The impact of its cloud strategy in the market is still to be determined, though. The company released a beta version of its HP public cloud earlier this year and Singh hinted at major news at the upcoming HP Discover event in Germany in early December, which could be when the company releases its products into general availability. But HP is in a crowded field. Oracle has refined its cloud strategy in recent months, while IBM and Google are betting big on the technology, too.
HP is taking a different approach built on open source, says Singh. While some have viewed HP's involvement in the OpenStack movement as a way for the company to leverage free open source code, Singh points out that HP has been one of the top contributors of code back to the project.
However, Gartner analyst Lydia Leong recently pointed out that much of the code contributed by big-name companies simply ensures their products and services integrate with OpenStack. Singh makes no qualms about HP's strategy in OpenStack. It's not a "theology," he says. "We're not here with OpenStack tattoos. We're here to leverage it as best we can. It's a means to an end of delivering a scalable cloud."
That end goal is HP's Converged Cloud. Billed as the company's answer to market-leading Amazon Web Services cloud, Singh says HP Converged Cloud is not a single product; it's a technology framework that incorporates public and private clouds, along with managed hosting for customers. It's an "umbrella strategy," Singh says.

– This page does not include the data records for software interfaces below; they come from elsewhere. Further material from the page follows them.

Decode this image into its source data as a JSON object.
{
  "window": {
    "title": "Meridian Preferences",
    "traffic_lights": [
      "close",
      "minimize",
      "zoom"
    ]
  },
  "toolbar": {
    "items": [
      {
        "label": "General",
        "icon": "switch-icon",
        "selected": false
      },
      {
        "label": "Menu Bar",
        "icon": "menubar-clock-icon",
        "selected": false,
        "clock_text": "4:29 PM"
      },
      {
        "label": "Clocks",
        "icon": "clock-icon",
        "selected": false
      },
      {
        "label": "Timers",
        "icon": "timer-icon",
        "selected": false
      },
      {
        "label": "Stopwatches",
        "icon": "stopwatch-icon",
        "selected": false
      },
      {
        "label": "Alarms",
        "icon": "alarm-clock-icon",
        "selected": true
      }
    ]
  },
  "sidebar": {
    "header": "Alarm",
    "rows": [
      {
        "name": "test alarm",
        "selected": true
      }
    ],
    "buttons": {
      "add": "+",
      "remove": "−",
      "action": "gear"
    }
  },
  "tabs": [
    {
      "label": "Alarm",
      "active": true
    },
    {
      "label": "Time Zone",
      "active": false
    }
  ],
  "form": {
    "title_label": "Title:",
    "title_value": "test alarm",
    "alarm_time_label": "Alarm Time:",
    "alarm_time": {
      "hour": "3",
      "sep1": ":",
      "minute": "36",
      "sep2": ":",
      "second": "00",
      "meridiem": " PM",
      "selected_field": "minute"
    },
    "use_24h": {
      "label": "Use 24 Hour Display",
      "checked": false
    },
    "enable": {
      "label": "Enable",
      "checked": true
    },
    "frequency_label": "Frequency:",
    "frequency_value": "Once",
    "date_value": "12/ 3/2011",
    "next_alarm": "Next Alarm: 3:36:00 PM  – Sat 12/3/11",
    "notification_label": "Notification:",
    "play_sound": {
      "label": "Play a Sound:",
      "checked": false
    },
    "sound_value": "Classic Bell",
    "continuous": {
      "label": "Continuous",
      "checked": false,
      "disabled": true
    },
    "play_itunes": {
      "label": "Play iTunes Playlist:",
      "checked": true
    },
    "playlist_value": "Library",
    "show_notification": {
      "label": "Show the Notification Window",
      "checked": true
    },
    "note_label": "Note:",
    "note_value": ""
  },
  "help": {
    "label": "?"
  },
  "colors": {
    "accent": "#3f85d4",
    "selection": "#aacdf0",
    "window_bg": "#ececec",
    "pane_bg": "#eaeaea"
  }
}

It's analogous to converged infrastructure in which compute, storage and networking are packaged in an integrated design, but this time with cloud components. "Converged cloud, beyond the marketing buzzword, is similar," he says. "We think there is a set of key enabling forces that will bring together how cloud is delivered. You have to deal with solutions for private, public cloud and managed hosting."